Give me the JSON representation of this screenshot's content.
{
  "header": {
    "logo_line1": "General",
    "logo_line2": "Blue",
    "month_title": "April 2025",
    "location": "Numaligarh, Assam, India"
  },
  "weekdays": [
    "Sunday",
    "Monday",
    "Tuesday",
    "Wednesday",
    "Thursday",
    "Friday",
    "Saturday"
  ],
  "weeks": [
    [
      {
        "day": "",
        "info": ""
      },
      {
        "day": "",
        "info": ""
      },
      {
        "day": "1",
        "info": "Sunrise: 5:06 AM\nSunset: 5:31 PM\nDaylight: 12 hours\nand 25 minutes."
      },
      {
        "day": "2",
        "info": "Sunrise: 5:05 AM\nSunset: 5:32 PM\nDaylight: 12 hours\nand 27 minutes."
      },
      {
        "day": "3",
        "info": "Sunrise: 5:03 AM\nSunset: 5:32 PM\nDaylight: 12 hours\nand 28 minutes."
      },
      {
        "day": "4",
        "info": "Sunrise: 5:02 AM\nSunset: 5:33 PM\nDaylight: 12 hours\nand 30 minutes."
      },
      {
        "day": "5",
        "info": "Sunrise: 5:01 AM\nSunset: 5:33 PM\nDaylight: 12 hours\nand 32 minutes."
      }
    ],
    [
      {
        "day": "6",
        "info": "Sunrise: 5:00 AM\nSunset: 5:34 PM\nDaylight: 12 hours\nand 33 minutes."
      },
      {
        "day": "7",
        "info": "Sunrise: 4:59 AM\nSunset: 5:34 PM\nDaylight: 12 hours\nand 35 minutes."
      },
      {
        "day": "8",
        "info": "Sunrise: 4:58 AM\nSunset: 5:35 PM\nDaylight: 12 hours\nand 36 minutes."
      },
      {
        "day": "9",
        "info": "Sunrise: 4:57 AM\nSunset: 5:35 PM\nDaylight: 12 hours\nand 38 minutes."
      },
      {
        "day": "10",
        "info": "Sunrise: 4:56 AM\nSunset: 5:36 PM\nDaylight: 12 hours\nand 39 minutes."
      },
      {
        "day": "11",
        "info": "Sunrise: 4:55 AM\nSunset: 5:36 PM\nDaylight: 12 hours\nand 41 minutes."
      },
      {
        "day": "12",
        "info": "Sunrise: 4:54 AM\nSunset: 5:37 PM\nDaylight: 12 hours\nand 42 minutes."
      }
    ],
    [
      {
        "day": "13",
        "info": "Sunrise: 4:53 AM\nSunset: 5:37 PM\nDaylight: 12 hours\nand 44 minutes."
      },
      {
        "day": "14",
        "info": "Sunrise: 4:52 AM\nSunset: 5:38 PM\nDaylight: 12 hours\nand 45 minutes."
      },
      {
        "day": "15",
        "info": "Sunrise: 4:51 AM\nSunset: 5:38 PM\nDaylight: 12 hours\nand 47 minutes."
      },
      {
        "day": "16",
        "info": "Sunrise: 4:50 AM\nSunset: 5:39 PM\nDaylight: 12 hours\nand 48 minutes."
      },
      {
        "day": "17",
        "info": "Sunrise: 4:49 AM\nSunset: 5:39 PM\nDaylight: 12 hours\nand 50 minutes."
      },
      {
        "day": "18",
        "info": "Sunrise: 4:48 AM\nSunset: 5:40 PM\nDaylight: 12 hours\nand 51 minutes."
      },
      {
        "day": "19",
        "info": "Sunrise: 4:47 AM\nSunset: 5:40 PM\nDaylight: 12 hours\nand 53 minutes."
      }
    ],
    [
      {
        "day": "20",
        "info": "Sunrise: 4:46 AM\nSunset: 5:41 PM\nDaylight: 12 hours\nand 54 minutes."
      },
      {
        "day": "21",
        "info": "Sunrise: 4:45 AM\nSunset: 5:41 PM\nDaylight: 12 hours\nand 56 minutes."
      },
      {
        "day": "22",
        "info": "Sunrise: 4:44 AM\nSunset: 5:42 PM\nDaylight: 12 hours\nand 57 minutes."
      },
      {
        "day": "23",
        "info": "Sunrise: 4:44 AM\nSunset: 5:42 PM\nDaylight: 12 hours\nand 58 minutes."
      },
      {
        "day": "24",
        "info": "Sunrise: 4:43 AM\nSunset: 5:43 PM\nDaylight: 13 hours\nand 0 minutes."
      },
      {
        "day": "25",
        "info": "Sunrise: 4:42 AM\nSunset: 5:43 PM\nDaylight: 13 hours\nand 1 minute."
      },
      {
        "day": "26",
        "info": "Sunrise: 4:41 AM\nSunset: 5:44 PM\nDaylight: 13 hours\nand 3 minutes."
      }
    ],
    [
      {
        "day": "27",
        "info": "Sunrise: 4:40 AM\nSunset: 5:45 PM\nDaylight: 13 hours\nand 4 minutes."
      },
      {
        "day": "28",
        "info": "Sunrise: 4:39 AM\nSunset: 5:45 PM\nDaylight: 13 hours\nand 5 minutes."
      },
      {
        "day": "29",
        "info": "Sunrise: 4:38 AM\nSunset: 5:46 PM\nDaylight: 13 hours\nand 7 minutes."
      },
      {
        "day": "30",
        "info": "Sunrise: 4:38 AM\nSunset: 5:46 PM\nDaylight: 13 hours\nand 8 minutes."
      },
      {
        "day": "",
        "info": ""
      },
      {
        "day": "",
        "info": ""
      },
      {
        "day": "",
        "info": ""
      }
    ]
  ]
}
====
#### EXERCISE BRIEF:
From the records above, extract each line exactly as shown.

#### WRITTEN ANSWER:
Give me the JSON representation of this screenshot's content.
{
  "header": {
    "logo_line1": "General",
    "logo_line2": "Blue",
    "month_title": "April 2025",
    "location": "Numaligarh, Assam, India"
  },
  "weekdays": [
    "Sunday",
    "Monday",
    "Tuesday",
    "Wednesday",
    "Thursday",
    "Friday",
    "Saturday"
  ],
  "weeks": [
    [
      {
        "day": "",
        "info": ""
      },
      {
        "day": "",
        "info": ""
      },
      {
        "day": "1",
        "info": "Sunrise: 5:06 AM\nSunset: 5:31 PM\nDaylight: 12 hours\nand 25 minutes."
      },
      {
        "day": "2",
        "info": "Sunrise: 5:05 AM\nSunset: 5:32 PM\nDaylight: 12 hours\nand 27 minutes."
      },
      {
        "day": "3",
        "info": "Sunrise: 5:03 AM\nSunset: 5:32 PM\nDaylight: 12 hours\nand 28 minutes."
      },
      {
        "day": "4",
        "info": "Sunrise: 5:02 AM\nSunset: 5:33 PM\nDaylight: 12 hours\nand 30 minutes."
      },
      {
        "day": "5",
        "info": "Sunrise: 5:01 AM\nSunset: 5:33 PM\nDaylight: 12 hours\nand 32 minutes."
      }
    ],
    [
      {
        "day": "6",
        "info": "Sunrise: 5:00 AM\nSunset: 5:34 PM\nDaylight: 12 hours\nand 33 minutes."
      },
      {
        "day": "7",
        "info": "Sunrise: 4:59 AM\nSunset: 5:34 PM\nDaylight: 12 hours\nand 35 minutes."
      },
      {
        "day": "8",
        "info": "Sunrise: 4:58 AM\nSunset: 5:35 PM\nDaylight: 12 hours\nand 36 minutes."
      },
      {
        "day": "9",
        "info": "Sunrise: 4:57 AM\nSunset: 5:35 PM\nDaylight: 12 hours\nand 38 minutes."
      },
      {
        "day": "10",
        "info": "Sunrise: 4:56 AM\nSunset: 5:36 PM\nDaylight: 12 hours\nand 39 minutes."
      },
      {
        "day": "11",
        "info": "Sunrise: 4:55 AM\nSunset: 5:36 PM\nDaylight: 12 hours\nand 41 minutes."
      },
      {
        "day": "12",
        "info": "Sunrise: 4:54 AM\nSunset: 5:37 PM\nDaylight: 12 hours\nand 42 minutes."
      }
    ],
    [
      {
        "day": "13",
        "info": "Sunrise: 4:53 AM\nSunset: 5:37 PM\nDaylight: 12 hours\nand 44 minutes."
      },
      {
        "day": "14",
        "info": "Sunrise: 4:52 AM\nSunset: 5:38 PM\nDaylight: 12 hours\nand 45 minutes."
      },
      {
        "day": "15",
        "info": "Sunrise: 4:51 AM\nSunset: 5:38 PM\nDaylight: 12 hours\nand 47 minutes."
      },
      {
        "day": "16",
        "info": "Sunrise: 4:50 AM\nSunset: 5:39 PM\nDaylight: 12 hours\nand 48 minutes."
      },
      {
        "day": "17",
        "info": "Sunrise: 4:49 AM\nSunset: 5:39 PM\nDaylight: 12 hours\nand 50 minutes."
      },
      {
        "day": "18",
        "info": "Sunrise: 4:48 AM\nSunset: 5:40 PM\nDaylight: 12 hours\nand 51 minutes."
      },
      {
        "day": "19",
        "info": "Sunrise: 4:47 AM\nSunset: 5:40 PM\nDaylight: 12 hours\nand 53 minutes."
      }
    ],
    [
      {
        "day": "20",
        "info": "Sunrise: 4:46 AM\nSunset: 5:41 PM\nDaylight: 12 hours\nand 54 minutes."
      },
      {
        "day": "21",
        "info": "Sunrise: 4:45 AM\nSunset: 5:41 PM\nDaylight: 12 hours\nand 56 minutes."
      },
      {
        "day": "22",
        "info": "Sunrise: 4:44 AM\nSunset: 5:42 PM\nDaylight: 12 hours\nand 57 minutes."
      },
      {
        "day": "23",
        "info": "Sunrise: 4:44 AM\nSunset: 5:42 PM\nDaylight: 12 hours\nand 58 minutes."
      },
      {
        "day": "24",
        "info": "Sunrise: 4:43 AM\nSunset: 5:43 PM\nDaylight: 13 hours\nand 0 minutes."
      },
      {
        "day": "25",
        "info": "Sunrise: 4:42 AM\nSunset: 5:43 PM\nDaylight: 13 hours\nand 1 minute."
      },
      {
        "day": "26",
        "info": "Sunrise: 4:41 AM\nSunset: 5:44 PM\nDaylight: 13 hours\nand 3 minutes."
      }
    ],
    [
      {
        "day": "27",
        "info": "Sunrise: 4:40 AM\nSunset: 5:45 PM\nDaylight: 13 hours\nand 4 minutes."
      },
      {
        "day": "28",
        "info": "Sunrise: 4:39 AM\nSunset: 5:45 PM\nDaylight: 13 hours\nand 5 minutes."
      },
      {
        "day": "29",
        "info": "Sunrise: 4:38 AM\nSunset: 5:46 PM\nDaylight: 13 hours\nand 7 minutes."
      },
      {
        "day": "30",
        "info": "Sunrise: 4:38 AM\nSunset: 5:46 PM\nDaylight: 13 hours\nand 8 minutes."
      },
      {
        "day": "",
        "info": ""
      },
      {
        "day": "",
        "info": ""
      },
      {
        "day": "",
        "info": ""
      }
    ]
  ]
}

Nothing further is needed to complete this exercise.